• Work order
Word for word, set down the entries that follow.

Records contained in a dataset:
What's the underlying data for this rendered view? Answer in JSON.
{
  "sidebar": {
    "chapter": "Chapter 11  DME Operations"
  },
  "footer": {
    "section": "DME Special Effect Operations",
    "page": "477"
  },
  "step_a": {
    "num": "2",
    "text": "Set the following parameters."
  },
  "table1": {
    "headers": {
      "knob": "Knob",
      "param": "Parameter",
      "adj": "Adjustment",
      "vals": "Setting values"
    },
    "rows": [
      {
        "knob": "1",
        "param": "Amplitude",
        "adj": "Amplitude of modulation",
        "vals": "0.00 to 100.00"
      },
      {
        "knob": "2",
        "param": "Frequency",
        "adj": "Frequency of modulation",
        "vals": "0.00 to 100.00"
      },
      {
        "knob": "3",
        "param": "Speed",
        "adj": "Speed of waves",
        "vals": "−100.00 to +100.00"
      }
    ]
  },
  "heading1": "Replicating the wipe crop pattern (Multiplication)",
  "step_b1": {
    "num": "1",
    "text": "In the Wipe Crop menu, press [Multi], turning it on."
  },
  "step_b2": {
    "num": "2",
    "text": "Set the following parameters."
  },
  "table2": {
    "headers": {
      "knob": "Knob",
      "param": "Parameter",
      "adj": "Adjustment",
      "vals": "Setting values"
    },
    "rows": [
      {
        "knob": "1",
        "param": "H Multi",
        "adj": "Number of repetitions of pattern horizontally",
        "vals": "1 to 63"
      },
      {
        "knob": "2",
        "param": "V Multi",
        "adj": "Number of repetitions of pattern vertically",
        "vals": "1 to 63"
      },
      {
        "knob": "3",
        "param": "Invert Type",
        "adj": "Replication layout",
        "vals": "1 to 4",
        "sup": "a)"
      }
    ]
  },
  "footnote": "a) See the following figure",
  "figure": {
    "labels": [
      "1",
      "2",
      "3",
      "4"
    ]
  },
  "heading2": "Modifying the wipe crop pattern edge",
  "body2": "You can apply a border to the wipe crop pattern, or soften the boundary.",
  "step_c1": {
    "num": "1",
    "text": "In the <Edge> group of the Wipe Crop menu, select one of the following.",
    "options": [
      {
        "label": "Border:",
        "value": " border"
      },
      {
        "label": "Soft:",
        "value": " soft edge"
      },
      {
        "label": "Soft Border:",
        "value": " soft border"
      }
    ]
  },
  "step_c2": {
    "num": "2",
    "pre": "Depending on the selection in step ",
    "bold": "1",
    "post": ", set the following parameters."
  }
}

• Result of this task
What's the underlying data for this rendered view? Answer in JSON.
{
  "sidebar": {
    "chapter": "Chapter 11  DME Operations"
  },
  "footer": {
    "section": "DME Special Effect Operations",
    "page": "477"
  },
  "step_a": {
    "num": "2",
    "text": "Set the following parameters."
  },
  "table1": {
    "headers": {
      "knob": "Knob",
      "param": "Parameter",
      "adj": "Adjustment",
      "vals": "Setting values"
    },
    "rows": [
      {
        "knob": "1",
        "param": "Amplitude",
        "adj": "Amplitude of modulation",
        "vals": "0.00 to 100.00"
      },
      {
        "knob": "2",
        "param": "Frequency",
        "adj": "Frequency of modulation",
        "vals": "0.00 to 100.00"
      },
      {
        "knob": "3",
        "param": "Speed",
        "adj": "Speed of waves",
        "vals": "−100.00 to +100.00"
      }
    ]
  },
  "heading1": "Replicating the wipe crop pattern (Multiplication)",
  "step_b1": {
    "num": "1",
    "text": "In the Wipe Crop menu, press [Multi], turning it on."
  },
  "step_b2": {
    "num": "2",
    "text": "Set the following parameters."
  },
  "table2": {
    "headers": {
      "knob": "Knob",
      "param": "Parameter",
      "adj": "Adjustment",
      "vals": "Setting values"
    },
    "rows": [
      {
        "knob": "1",
        "param": "H Multi",
        "adj": "Number of repetitions of pattern horizontally",
        "vals": "1 to 63"
      },
      {
        "knob": "2",
        "param": "V Multi",
        "adj": "Number of repetitions of pattern vertically",
        "vals": "1 to 63"
      },
      {
        "knob": "3",
        "param": "Invert Type",
        "adj": "Replication layout",
        "vals": "1 to 4",
        "sup": "a)"
      }
    ]
  },
  "footnote": "a) See the following figure",
  "figure": {
    "labels": [
      "1",
      "2",
      "3",
      "4"
    ]
  },
  "heading2": "Modifying the wipe crop pattern edge",
  "body2": "You can apply a border to the wipe crop pattern, or soften the boundary.",
  "step_c1": {
    "num": "1",
    "text": "In the <Edge> group of the Wipe Crop menu, select one of the following.",
    "options": [
      {
        "label": "Border:",
        "value": " border"
      },
      {
        "label": "Soft:",
        "value": " soft edge"
      },
      {
        "label": "Soft Border:",
        "value": " soft border"
      }
    ]
  },
  "step_c2": {
    "num": "2",
    "pre": "Depending on the selection in step ",
    "bold": "1",
    "post": ", set the following parameters."
  }
}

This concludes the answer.